Indeed, the heat is localized in an area and becomes much hotter than the temperature of an underfloor heating. So, instead of getting an evenly heated room, you get too hot and much of the space too cold. Additionally, heaters can dry out the air and make health problems like asthma worse.
Little or no maintenance.
Floor standing radiators require very little maintenance because, once the initial installation is complete, virtually no further maintenance is required.
In the case of electric floor heaters, maintenance is infrequent, although water systems do require an occasional check to make sure everything is working properly.
This makes them much better than boilers or electric alternatives, as these older appliances can suffer multiple failures or malfunctions throughout their lifespan.
Conventional radiators generally rely on a single thermostat that adjusts the temperature in each room of the house, but underfloor heating systems can be much more specific.
They work through software that can regulate the heat in each room.
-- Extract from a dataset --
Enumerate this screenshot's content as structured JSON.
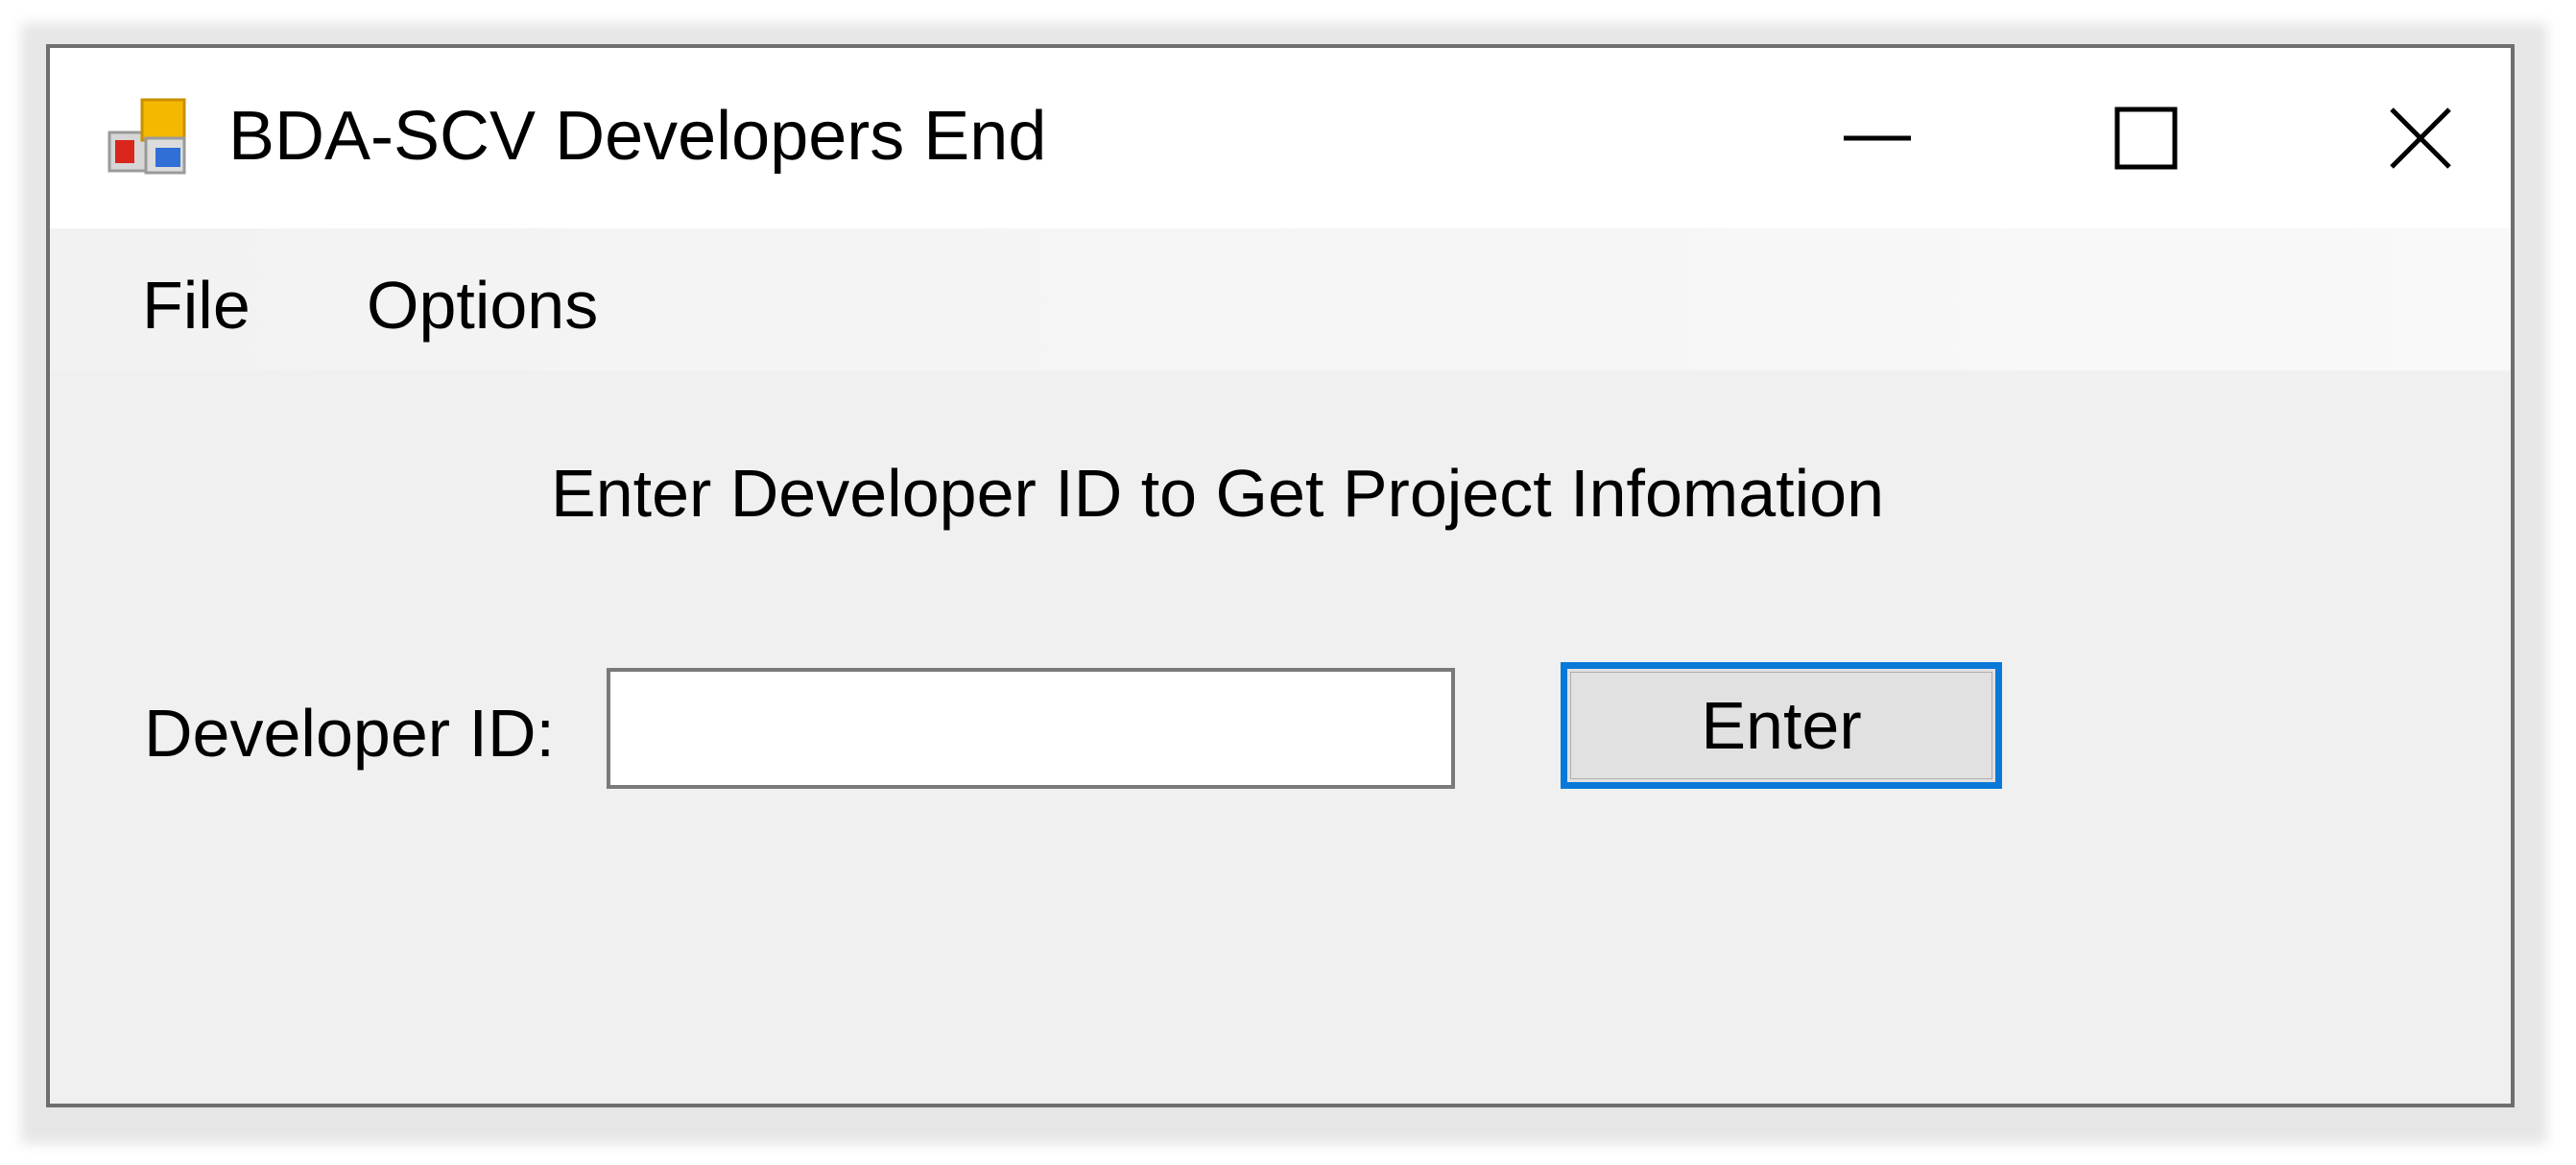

This avoids wasting energy, as unused parts do not need to be heated, and it also saves you a little money. This also allows for greater convenience, as the control software can even be used with a smartphone or tablet.
The system works with hot water at low temperature (35°C). Also works with aerothermal and geothermal, that is, it is designed to work with low temperature equipment.
Disadvantages of underfloor heating
Sometimes the water that is sent to the ground can have a very high temperature, which can cause discomfort in the feet.
It is an installation that is not accessible to everyone. It’s usually expensive and it requires that the property be new, given the inconvenience it generates if the building needs renovation.
- Cost – The initial cost can be considerable and the installation of the system can cause a lot of disruption in your home. In older buildings, creating the right conditions below ground can also be costly.
- Time – Underfloor heating takes longer to turn on than a radiator, so you need to use a timer to predict when you want heat in certain rooms.
- Furniture – It cannot be used under certain furniture or accessories, which limits the organization of the house. Large and heavy items may need to disappear completely.
- Installation – If you opt for a water system, you will have to pay a professional to install it. On the other hand, smaller systems may not heat the room enough and require heaters anyway.